william_wallace — 2013-06-20T23:36:56-04:00 — #1
I have just completed two years of college studying toward a bachelor's degree in Computer Science with an emphasis on Software Engineering at a decent school. When I started at this school, I had a choice between Software Engineering or Computer Information Systems. Both are rigorous majors here, and both contain many classes in programming. Up until now, most of my classes applied to both majors, including a couple programming classes, Data Structures and Algorithms, and Object-Oriented Programming. I've also taken College Algebra II and College Trigonometry. The only class I have taken so far that counted more toward Software Engineering is Discrete Mathematics. However, I am starting to question whether I want to stay in Software Engineering or go with CIS. The CIS major is more practical and business oriented; the Software Engineering major goes more toward theory and mathematics, the academic world of things. I would enjoy the CIS classes more with their oftener use of real-world application, and I want to enter the business workplace after gaining my degree.
Most of the people I have talked to so far have limited exposure to the current Computer Science workplace. Most of them have spent their time on the academic side ever since they were a freshman in college. What is the opinion of people who have been in the business? And would getting a degree in CIS instead of Software Engineering limit me in the business world?
Thanks so much for any answers! I really do appreciate it!
molona — 2013-06-21T05:31:31-04:00 — #2
I think that you already answered yourself. You feel more attracted to CIS and therefore you should head for it. If you're not that interested on knowing the theory behind the practice, forcing you to study it when you have an option is not good.
Workwise, it doesn't do much difference as it will be your work experience and how you handle your career and the choices that you do in your business. What you study is not that important, the important thing is that you learn how to learn, if you understand what I mean
fellrunner — 2013-06-21T10:41:42-04:00 — #3
You will always be faced by this issue. Curriculum rule one: you do one thing at the cost of not doing anything else.
Everyone has cheap advice on what everyone else should or shouldn't do. Decide what to do for yourself on the basis of real commitment and enthusiasm. And to Hell with everyone else.
ziggyjustice — 2013-06-29T15:30:42-04:00 — #4
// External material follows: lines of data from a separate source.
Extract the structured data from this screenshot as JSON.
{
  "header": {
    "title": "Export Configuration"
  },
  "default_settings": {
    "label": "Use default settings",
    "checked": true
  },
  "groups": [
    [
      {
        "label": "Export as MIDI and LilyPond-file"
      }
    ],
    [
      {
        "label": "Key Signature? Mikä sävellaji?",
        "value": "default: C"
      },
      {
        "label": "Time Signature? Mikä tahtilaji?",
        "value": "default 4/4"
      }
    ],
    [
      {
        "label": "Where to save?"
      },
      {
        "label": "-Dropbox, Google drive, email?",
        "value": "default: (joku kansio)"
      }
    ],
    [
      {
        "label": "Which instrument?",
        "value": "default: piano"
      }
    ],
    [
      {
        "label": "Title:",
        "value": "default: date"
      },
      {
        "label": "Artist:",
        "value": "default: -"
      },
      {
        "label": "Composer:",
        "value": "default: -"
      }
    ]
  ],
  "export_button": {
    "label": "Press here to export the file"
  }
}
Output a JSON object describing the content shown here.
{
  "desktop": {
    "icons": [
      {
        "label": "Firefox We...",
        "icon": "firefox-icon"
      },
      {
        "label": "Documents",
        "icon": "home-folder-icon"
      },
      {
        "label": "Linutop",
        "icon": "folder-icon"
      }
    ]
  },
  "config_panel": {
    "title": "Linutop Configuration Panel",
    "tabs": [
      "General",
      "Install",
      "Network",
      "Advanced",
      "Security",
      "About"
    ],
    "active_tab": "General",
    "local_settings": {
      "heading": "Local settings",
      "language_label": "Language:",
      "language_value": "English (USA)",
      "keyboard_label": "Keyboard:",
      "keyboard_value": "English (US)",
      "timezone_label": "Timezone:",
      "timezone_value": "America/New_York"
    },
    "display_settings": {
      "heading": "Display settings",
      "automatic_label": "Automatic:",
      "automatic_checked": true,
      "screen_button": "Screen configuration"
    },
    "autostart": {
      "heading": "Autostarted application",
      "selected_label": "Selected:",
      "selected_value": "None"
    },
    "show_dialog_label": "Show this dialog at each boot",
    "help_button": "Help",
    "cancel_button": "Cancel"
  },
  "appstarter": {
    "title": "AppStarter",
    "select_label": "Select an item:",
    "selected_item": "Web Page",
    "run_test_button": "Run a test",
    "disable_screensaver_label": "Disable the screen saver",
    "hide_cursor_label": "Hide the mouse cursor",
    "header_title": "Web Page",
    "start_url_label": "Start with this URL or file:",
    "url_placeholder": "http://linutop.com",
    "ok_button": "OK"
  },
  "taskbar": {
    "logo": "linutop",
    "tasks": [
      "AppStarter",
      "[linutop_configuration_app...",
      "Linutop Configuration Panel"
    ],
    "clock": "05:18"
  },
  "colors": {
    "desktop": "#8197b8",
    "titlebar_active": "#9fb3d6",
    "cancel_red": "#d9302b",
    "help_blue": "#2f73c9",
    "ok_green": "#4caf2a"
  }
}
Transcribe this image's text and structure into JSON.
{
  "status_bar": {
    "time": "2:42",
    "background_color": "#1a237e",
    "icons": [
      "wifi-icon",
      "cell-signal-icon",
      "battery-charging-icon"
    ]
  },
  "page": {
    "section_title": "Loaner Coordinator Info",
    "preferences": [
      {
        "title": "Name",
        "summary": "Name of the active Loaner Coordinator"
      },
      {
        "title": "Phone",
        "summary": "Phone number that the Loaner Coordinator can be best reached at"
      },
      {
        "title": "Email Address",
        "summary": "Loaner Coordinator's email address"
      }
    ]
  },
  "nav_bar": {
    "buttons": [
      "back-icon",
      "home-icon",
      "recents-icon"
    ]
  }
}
I hate to sound like a broken record, but I concur with the comments above. I've been in the military for eight years doing computer repair, telephones and networks. I'm A+ and CCNA certified and I have never completed a college degree, though I am working on one. I have to say pound for pound the best thing to study is what you love. That is what you are going to be most successful in, precisely because your passion for it will drive you to excel. You will be hating life in a few years if you chose the thing that everyone else did, or you thought would pay the most, or what you thought would land you more jobs. There are no sure paths to success, however pursuing a career in something you are passionate about is the surest.
Find what it is that interests you most and pursue it with every fiber of your being. Speaking from a personal standpoint, it hasn't all been frolicking through fields of wildflowers. But when push came to shove my curiosity and interest in the field of work I had chosen was what made me stand out. People can tell when your heart is in your work. It will be entirely self-evident by the boldness with which you to take on unfamiliar ideas and new projects, and the tenacity you show in solving difficult problems.
Keep this in mind also, on the whole the information systems tech will deal directly with customers more regularly than a programmer might.
1. Find your passion
2. Be the best you know at it and never stop learning more
ronpat — 2013-06-30T02:52:43-04:00 — #5
Thank you for stopping by Saturday afternoon and posting a message.
You absolutely did NOT sound like a broken record! It was very refreshing to read your thoughtful and articulate response to a question that is often asked in this forum. I hope that you find something in these forums that sparks your interest and stimulates you to return and continue sharing your knowledge and wisdom. We would be privileged to have you in our midst.
system — 2013-07-01T03:28:50-04:00 — #6
if you think CIS is good for you then go for it man...!!!!
sg707 — 2013-07-01T11:54:14-04:00 — #7
I've been in IT world about 15 years. From what I've seen, CS or CIS they all end up as junior programming job first. I did see few handful who actually got into a very special program to become a manager but those are very rare occasions. Also, many junior programmer who has extensive programming experience have easier time compare to someone with CIS. Also, during the interview they'll ask more technical questions as well. Honestly, if you want to become a manager then you need to get an MBA. There are many who became a manager with CS/CIS but those with MBA seems to get those position much earlier. Just my 2 cents. I'd pick CS then goto MBA school.